**Required action:** The result should be the full listing copied exactly, with no pictures in it.

**Task data:**
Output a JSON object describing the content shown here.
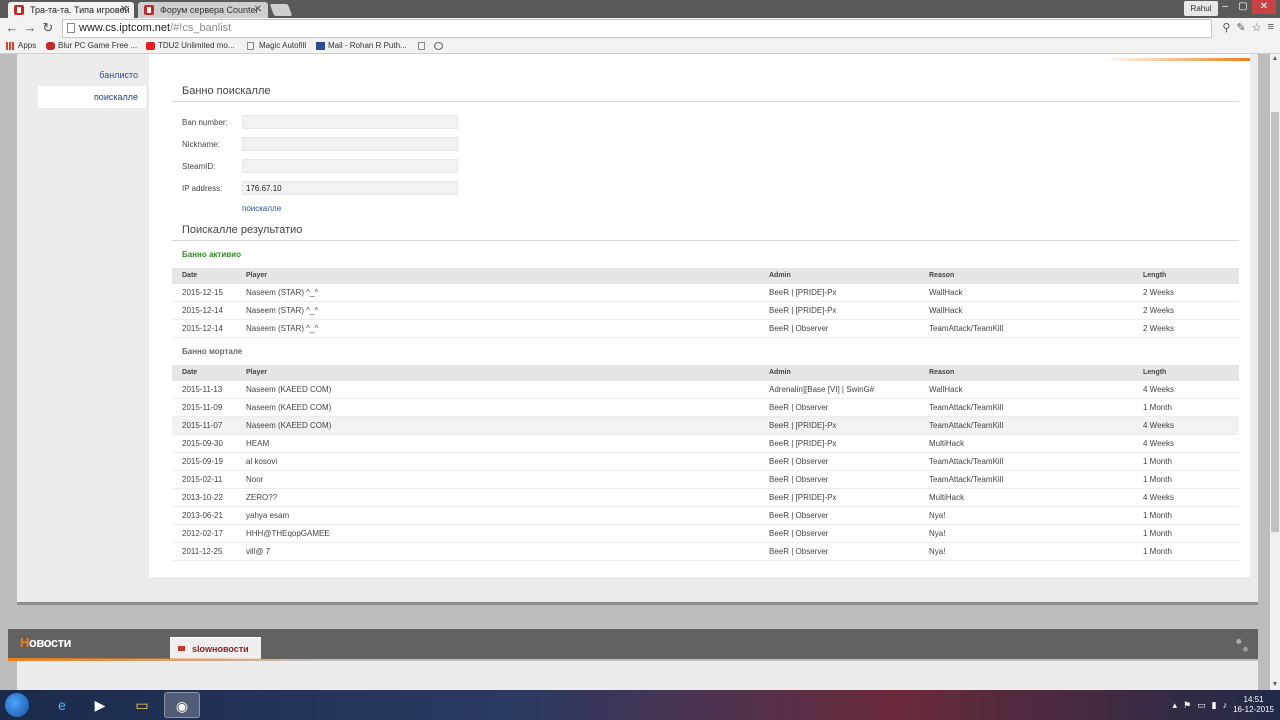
{
  "browser": {
    "tabs": [
      {
        "title": "Тра-та-та. Типа игровой",
        "active": true
      },
      {
        "title": "Форум сервера Counter-",
        "active": false
      }
    ],
    "user": "Rahul",
    "url_host": "www.cs.iptcom.net",
    "url_path": "/#!cs_banlist",
    "bookmarks": [
      {
        "label": "Apps",
        "icon": "apps-grid-icon"
      },
      {
        "label": "Blur PC Game Free ...",
        "icon": "gamepad-icon"
      },
      {
        "label": "TDU2 Unlimited mo...",
        "icon": "youtube-icon"
      },
      {
        "label": "Magic Autofill",
        "icon": "page-icon"
      },
      {
        "label": "Mail - Rohan R Puth...",
        "icon": "mail-icon"
      }
    ]
  },
  "sidebar": {
    "items": [
      {
        "label": "банлисто",
        "active": false
      },
      {
        "label": "поискалле",
        "active": true
      }
    ]
  },
  "search": {
    "title": "Банно поискалле",
    "fields": [
      {
        "label": "Ban number:",
        "value": ""
      },
      {
        "label": "Nickname:",
        "value": ""
      },
      {
        "label": "SteamID:",
        "value": ""
      },
      {
        "label": "IP address:",
        "value": "176.67.10"
      }
    ],
    "submit_label": "поискалле"
  },
  "results": {
    "title": "Поискалле результатио",
    "columns": [
      "Date",
      "Player",
      "Admin",
      "Reason",
      "Length"
    ],
    "active_title": "Банно активио",
    "active_rows": [
      [
        "2015-12-15",
        "Naseem (STAR) ^_^",
        "BeeR | [PRIDE]-Px",
        "WallHack",
        "2 Weeks"
      ],
      [
        "2015-12-14",
        "Naseem (STAR) ^_^",
        "BeeR | [PRIDE]-Px",
        "WallHack",
        "2 Weeks"
      ],
      [
        "2015-12-14",
        "Naseem (STAR) ^_^",
        "BeeR | Observer",
        "TeamAttack/TeamKill",
        "2 Weeks"
      ]
    ],
    "expired_title": "Банно мортале",
    "expired_rows": [
      [
        "2015-11-13",
        "Naseem (KAEED COM)",
        "Adrenalin][Base [VI] | SwinG#",
        "WallHack",
        "4 Weeks"
      ],
      [
        "2015-11-09",
        "Naseem (KAEED COM)",
        "BeeR | Observer",
        "TeamAttack/TeamKill",
        "1 Month"
      ],
      [
        "2015-11-07",
        "Naseem (KAEED COM)",
        "BeeR | [PRIDE]-Px",
        "TeamAttack/TeamKill",
        "4 Weeks"
      ],
      [
        "2015-09-30",
        "HEAM",
        "BeeR | [PRIDE]-Px",
        "MultiHack",
        "4 Weeks"
      ],
      [
        "2015-09-19",
        "al kosovi",
        "BeeR | Observer",
        "TeamAttack/TeamKill",
        "1 Month"
      ],
      [
        "2015-02-11",
        "Noor",
        "BeeR | Observer",
        "TeamAttack/TeamKill",
        "1 Month"
      ],
      [
        "2013-10-22",
        "ZERO??",
        "BeeR | [PRIDE]-Px",
        "MultiHack",
        "4 Weeks"
      ],
      [
        "2013-06-21",
        "yahya esam",
        "BeeR | Observer",
        "Nya!",
        "1 Month"
      ],
      [
        "2012-02-17",
        "HHH@THEqopGAMEE",
        "BeeR | Observer",
        "Nya!",
        "1 Month"
      ],
      [
        "2011-12-25",
        "vill@ 7",
        "BeeR | Observer",
        "Nya!",
        "1 Month"
      ]
    ]
  },
  "news": {
    "title_first": "Н",
    "title_rest": "овости",
    "tab_label": "slowновости"
  },
  "taskbar": {
    "time": "14:51",
    "date": "16-12-2015"
  },
  "colors": {
    "accent_orange": "#ef7f1a",
    "active_green": "#2e8b1e",
    "link_blue": "#2d4e9a"
  }
}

**Exercise result:**
Output a JSON object describing the content shown here.
{
  "browser": {
    "tabs": [
      {
        "title": "Тра-та-та. Типа игровой",
        "active": true
      },
      {
        "title": "Форум сервера Counter-",
        "active": false
      }
    ],
    "user": "Rahul",
    "url_host": "www.cs.iptcom.net",
    "url_path": "/#!cs_banlist",
    "bookmarks": [
      {
        "label": "Apps",
        "icon": "apps-grid-icon"
      },
      {
        "label": "Blur PC Game Free ...",
        "icon": "gamepad-icon"
      },
      {
        "label": "TDU2 Unlimited mo...",
        "icon": "youtube-icon"
      },
      {
        "label": "Magic Autofill",
        "icon": "page-icon"
      },
      {
        "label": "Mail - Rohan R Puth...",
        "icon": "mail-icon"
      }
    ]
  },
  "sidebar": {
    "items": [
      {
        "label": "банлисто",
        "active": false
      },
      {
        "label": "поискалле",
        "active": true
      }
    ]
  },
  "search": {
    "title": "Банно поискалле",
    "fields": [
      {
        "label": "Ban number:",
        "value": ""
      },
      {
        "label": "Nickname:",
        "value": ""
      },
      {
        "label": "SteamID:",
        "value": ""
      },
      {
        "label": "IP address:",
        "value": "176.67.10"
      }
    ],
    "submit_label": "поискалле"
  },
  "results": {
    "title": "Поискалле результатио",
    "columns": [
      "Date",
      "Player",
      "Admin",
      "Reason",
      "Length"
    ],
    "active_title": "Банно активио",
    "active_rows": [
      [
        "2015-12-15",
        "Naseem (STAR) ^_^",
        "BeeR | [PRIDE]-Px",
        "WallHack",
        "2 Weeks"
      ],
      [
        "2015-12-14",
        "Naseem (STAR) ^_^",
        "BeeR | [PRIDE]-Px",
        "WallHack",
        "2 Weeks"
      ],
      [
        "2015-12-14",
        "Naseem (STAR) ^_^",
        "BeeR | Observer",
        "TeamAttack/TeamKill",
        "2 Weeks"
      ]
    ],
    "expired_title": "Банно мортале",
    "expired_rows": [
      [
        "2015-11-13",
        "Naseem (KAEED COM)",
        "Adrenalin][Base [VI] | SwinG#",
        "WallHack",
        "4 Weeks"
      ],
      [
        "2015-11-09",
        "Naseem (KAEED COM)",
        "BeeR | Observer",
        "TeamAttack/TeamKill",
        "1 Month"
      ],
      [
        "2015-11-07",
        "Naseem (KAEED COM)",
        "BeeR | [PRIDE]-Px",
        "TeamAttack/TeamKill",
        "4 Weeks"
      ],
      [
        "2015-09-30",
        "HEAM",
        "BeeR | [PRIDE]-Px",
        "MultiHack",
        "4 Weeks"
      ],
      [
        "2015-09-19",
        "al kosovi",
        "BeeR | Observer",
        "TeamAttack/TeamKill",
        "1 Month"
      ],
      [
        "2015-02-11",
        "Noor",
        "BeeR | Observer",
        "TeamAttack/TeamKill",
        "1 Month"
      ],
      [
        "2013-10-22",
        "ZERO??",
        "BeeR | [PRIDE]-Px",
        "MultiHack",
        "4 Weeks"
      ],
      [
        "2013-06-21",
        "yahya esam",
        "BeeR | Observer",
        "Nya!",
        "1 Month"
      ],
      [
        "2012-02-17",
        "HHH@THEqopGAMEE",
        "BeeR | Observer",
        "Nya!",
        "1 Month"
      ],
      [
        "2011-12-25",
        "vill@ 7",
        "BeeR | Observer",
        "Nya!",
        "1 Month"
      ]
    ]
  },
  "news": {
    "title_first": "Н",
    "title_rest": "овости",
    "tab_label": "slowновости"
  },
  "taskbar": {
    "time": "14:51",
    "date": "16-12-2015"
  },
  "colors": {
    "accent_orange": "#ef7f1a",
    "active_green": "#2e8b1e",
    "link_blue": "#2d4e9a"
  }
}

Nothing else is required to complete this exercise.